Interest rates affect all of us, whether we borrow money from a bank, carry a balance on a credit card, or have a savings account. When we borrow money, we pay interest on our repayments, calculated as a percentage of the total amount we owe. When we have savings, we are paid interest by the bank, calculated as a percentage of how much we have in our account.
These rates are set by individual lenders and vary depending on who you’re borrowing from or saving with. In general, however, banks, building societies and other financial institutions calculate the rates based on the Bank of England base rate.
What is the Bank of England Base Rate?
The Bank of England base rate is an interest rate set by the bank’s Monetary Policy Committee (MPC). It is applied to any money held by the Bank of England on behalf of commercial banks and paid in just the same way you would be paid for interest on your savings. Commercial banks use this rate to set the interest they charge lenders or pay savers.
While the interest commercial banks pay savers tend to closely reflect the Bank of England base rate and tends to be set for all savers opening an account, the rates they charge borrowers aren’t set as close to the base rate. In addition, they can vary significantly between borrowers based on an individual’s credit rating.
What does the Monetary Policy Committee do?
The MPC meets every six weeks (approximately) to review the UK economy and decide if changes to the base rate are needed to stimulate the economy or ensure inflation remains low (the Government has a target of 2% for inflation). Once they have met, the MPC announce any changes to the base rate; after this, banks may make changes to their interest rates.
Not everyone will see a change to their interest rates. For example, if you have taken out a personal loan or mortgage on a fixed rate, this will not change even if their lender then changes the rate applied to the loans they have available.
If, however, you have a tracker mortgage, which is linked to the Bank of Interest base rate, you would see a change almost instantly which could lead to an increase or decrease in your payments depending on whether the base rate went up or down.
What else affects interest rates?
Banks and other financial institutions charge interest because they need to cover their costs and – remembering they’re commercial businesses – make a profit. This means they need to make more on lending than they pay out on savings.

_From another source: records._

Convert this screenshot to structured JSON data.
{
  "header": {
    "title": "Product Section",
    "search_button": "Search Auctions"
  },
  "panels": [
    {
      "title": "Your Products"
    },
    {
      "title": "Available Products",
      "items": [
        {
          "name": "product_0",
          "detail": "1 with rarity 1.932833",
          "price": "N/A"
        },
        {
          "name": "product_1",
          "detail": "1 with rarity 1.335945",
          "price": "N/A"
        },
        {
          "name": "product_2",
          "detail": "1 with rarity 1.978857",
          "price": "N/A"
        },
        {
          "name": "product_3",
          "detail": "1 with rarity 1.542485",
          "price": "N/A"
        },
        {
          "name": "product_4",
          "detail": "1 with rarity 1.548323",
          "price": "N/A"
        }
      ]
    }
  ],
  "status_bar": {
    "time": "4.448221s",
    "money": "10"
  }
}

To do this, they set interest rates on savings close to the Bank of England base rate, while interest rates on borrowing is set at a higher rate. The difference is their profit.
Banks need to find the balance between interest rates on savings and borrowing in order to remain competitive against other banks and maintain (or grow) their customer base. When setting interest rates, therefore, they take both the base rate into account and the interest rates set by their competitors.
Tip: When it comes to borrowing, banks look at an individual’s credit rating as well; the better your credit rating, the more likely you are to get a rate that matches or is close to the representative APR banks use when advertising loans.
The wider impact of interest rate changes
One of the driving factors for the Bank of England in setting the base rate is keeping inflation as close to the Government target of 2% as possible. Interest rates impact inflation because they impact our spending. If the base rate is lowered, for example, and your bank lowers the interest on your tracker mortgage. As a result, you will have more money to spend (or save).
Having more money in your pocket might be a good thing for you, but if there is too much money circulating in the economy, it could lead to inflation, meaning things will cost more. In order, therefore, for the Bank of England to keep inflation at the right levels to support economic growth, they need to find the balance between encouraging people to spend and save. They do this through the base rate, and the anticipated effect this will have on interest rates.
The effects of interest rates on the economy could be seen after the financial crisis of 2007/8. Because people were unsure of what was going to happen to their jobs, they stopped spending, leading to businesses closing and having to lay off workers. The Bank of England reduced the base rate so that banks would reduce their interest rates and people would have more money to spend, and it would be less beneficial for them to save. This led to an increase in spending, which helped drive economic growth.